Some Preliminary Thoughts on Contemporary Poetry

Natasha Trethewey during the Witter Bynner Fellowships Awards Ceremony
Natasha Trethewey during the Witter Bynner Fellowships Awards Ceremony at the Library of Congress, 2014.

“Poetry is a very large house, and there are many kinds of poetry.”—Sam Hamill, poet, translator, former publisher, and cofounder of Copper Canyon Press

Contemporary American poetry may pose problems for high school students who have just recently tried to come to terms with its seeming opaqueness. Many poets who arrived on the scene after Robert Frost (in fact, Frost himself was a deceptively accessible poet) have earned or have had imposed on them a reputation for being willfully difficult, at the expense of readability. With the exception of a few widely popular poets, such as Billy Collins, many post-World War II poets may appear in students’ eyes as navel-gazers, with little to say coherently about the realities of their lives in the early twenty-first century. In fact, contemporary American poetry is a surprisingly easy nut to crack, and what’s more, it has a great deal to say to the new generation just now becoming familiar with it.

American poets who started their writing careers, say, in the nineteen fifties or sixties and who have either died recently or, still living, have continued to write could fall into a wide range of categories: beat, protest, surreal, academic, formal, nature, New York School, objectivist, confessional, minimalist, elemental, even, in the case of Gerald Stern (appointed New Jersey’s first poet laureate in 2000), whitmanesque. These poets may write in formal, free, or blank verse, or, in the case of poets such as Charles Olson and some of the other Black Mountain poets, projective verse, and the forms they work in can be as varied as sonnets, villanelles, sestinas, or ghazals, to name but a few of the forms at their disposal. Poet John Berryman and poet and novelist James Dickey even invented their own forms, and Pulitzer Prize-winning poet Henry Taylor, in his collection Brief Candles, rediscovered the clerihew, a short humorous biographical poem that contains the subject’s full name. For this group of post-World War II poets as well as the younger voices coming into their own in this century, the tags don’t matter as much, though, as discovering the various ways contemporary poets can speak to students.

The concrete images that flow through poetry, particularly lyric poetry, are a good hook for getting students to see what’s at play in a poem. Narrative and the storytelling of shared experience are other modes of entrée.

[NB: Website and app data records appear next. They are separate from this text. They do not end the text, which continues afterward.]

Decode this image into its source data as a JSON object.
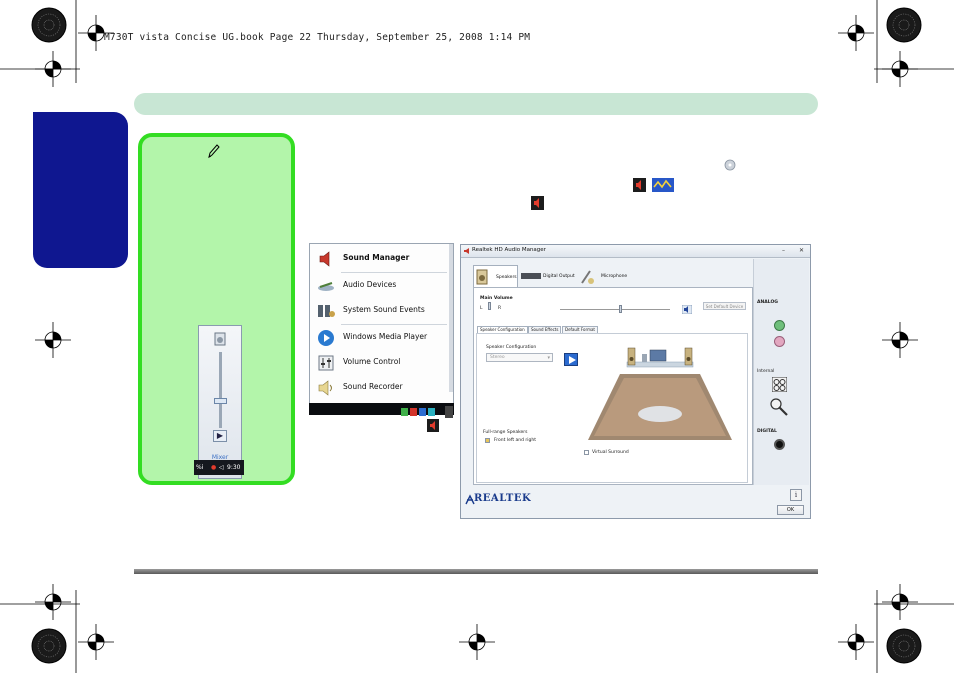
{
  "header": {
    "print_line": "M730T vista Concise UG.book  Page 22  Thursday, September 25, 2008  1:14 PM"
  },
  "volume_mixer": {
    "mixer_label": "Mixer",
    "tray_time": "9:30",
    "tray_left": "%i"
  },
  "start_menu": {
    "items": [
      {
        "label": "Sound Manager",
        "icon": "speaker-icon"
      },
      {
        "label": "Audio Devices",
        "icon": "audio-devices-icon"
      },
      {
        "label": "System Sound Events",
        "icon": "sound-events-icon"
      },
      {
        "label": "Windows Media Player",
        "icon": "media-player-icon"
      },
      {
        "label": "Volume Control",
        "icon": "volume-control-icon"
      },
      {
        "label": "Sound Recorder",
        "icon": "sound-recorder-icon"
      }
    ]
  },
  "realtek": {
    "window_title": "Realtek HD Audio Manager",
    "tabs": [
      "Speakers",
      "Digital Output",
      "Microphone"
    ],
    "main_volume": {
      "label": "Main Volume",
      "left": "L",
      "right": "R",
      "level": 0.55
    },
    "set_default_label": "Set Default Device",
    "subtabs": [
      "Speaker Configuration",
      "Sound Effects",
      "Default Format"
    ],
    "speaker_config_label": "Speaker Configuration",
    "speaker_config_value": "Stereo",
    "fullrange_label": "Full-range Speakers",
    "fullrange_option": "Front left and right",
    "virtual_surround": "Virtual Surround",
    "side": {
      "analog": "ANALOG",
      "internal": "Internal",
      "digital": "DIGITAL"
    },
    "logo": "REALTEK",
    "ok": "OK",
    "info": "i"
  },
  "colors": {
    "sidetab": "#0f1790",
    "topbar": "#c8e6d4",
    "note_fill": "#b3f5aa",
    "note_border": "#33dd22"
  }
}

In an interview in Humanities magazine in 2004 Anthony Hecht talks about the synergy between poetry and painting, between poets and painters. The creative task for good poets as well as for painters, says Hecht, is “to see with precision, with accuracy, without lying, without exaggeration.”

A poet such as John Ashbery can use an image in a way that asks the reader to look at the ordinary in a new way, as if for the first time, as in his poem “Some Trees”: “These are amazing: each / Joining its neighbor, as though speech / Were a still performance.” With Louise Gluck, the process is often more about turning ideas into facts and arguing from the negative: “I, with my inflexible Platonism, / my fierce seeing of only one thing at a time.” Gluck also looks to poetic forebears (Homer and Shakespeare) as well as recent elders (Wallace Stevens) for creative, imagistic spark.

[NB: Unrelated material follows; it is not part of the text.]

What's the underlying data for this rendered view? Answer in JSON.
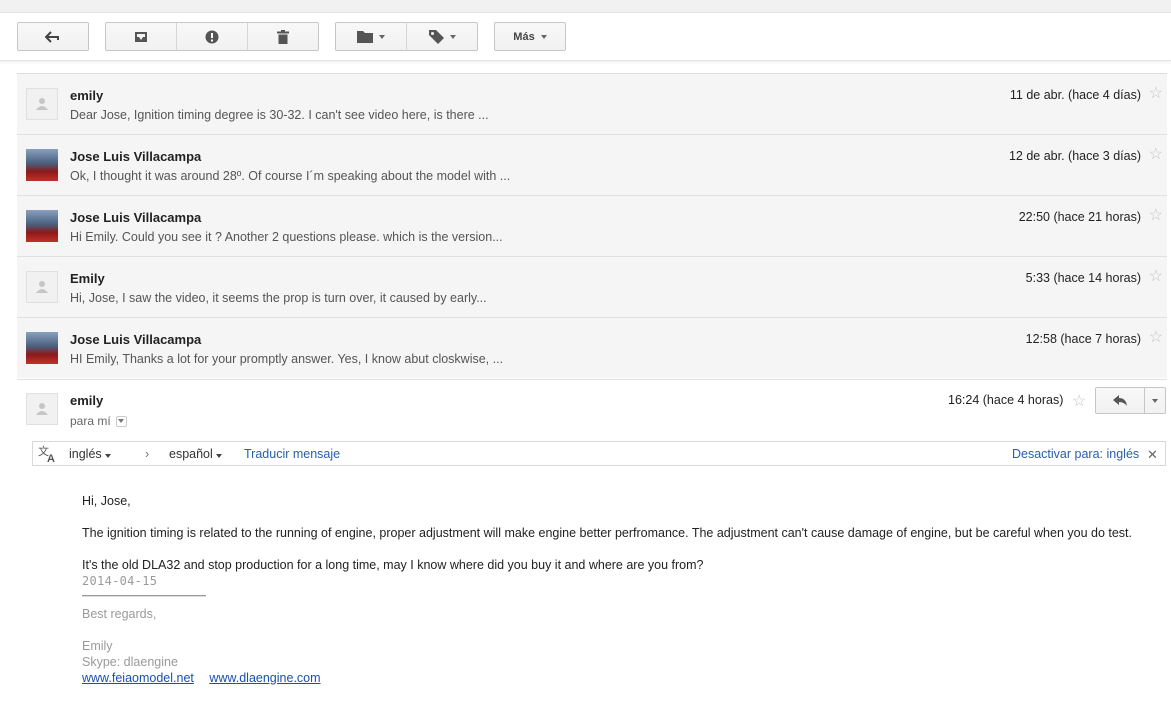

Kay Ryan, former Poet Laureate Consultant at the Library of Congress, said in an interview before being awarded a humanities medal that she “wants something to get done in a poem.” Hers is a minimalist approach, with what she calls recombinant rhyme. “Chop” is a poem of hers that examines the movements of a shore bird, perhaps a plover, and the footprints it leaves along a wet beach and how this “emperor” has his imprint or “chop” ceaselessly erased with each incoming wave.

The concrete image is central to Carol Frost’s work and is what she has meticulously studied in a poem by Elisabeth Bishop, “The Fish.” In an essay for Humanities magazine, Frost has described how she has discovered “the inner eye of the poet” in Bishop’s work.

Natasha Trethewey and Tyehimba Jess find compelling imagery and narrative in African-American subjects. Trethewey mines experiences of mixed-race women in the South. Within the Dream Songs sequence, in Jess’s Pulitzer Prize-winning collection Olio, he writes of Henry Box Brown, a fugitive slave who had himself mailed in a wood box to freedom.

Contemporary American poetry is, admittedly, a seemingly gargantuan amalgam of many forms and techniques, but, grounded as it is in image, story, and shared experience, there’s always a visual or narrative guidepost to lead the way in.

 EDSITEment lesson “Understanding the Context of Modernist Poetry” provides detailed background to a high school class’s introduction to contemporary American poetry.

Comments

Post new comment

  • Allowed HTML tags: <a> <em> <strong>
  • Web page addresses and e-mail addresses turn into links automatically.
  • Non-latin text (e.g., å, ö, 漢) will be converted to US-ASCII equivalents (a, o, ?).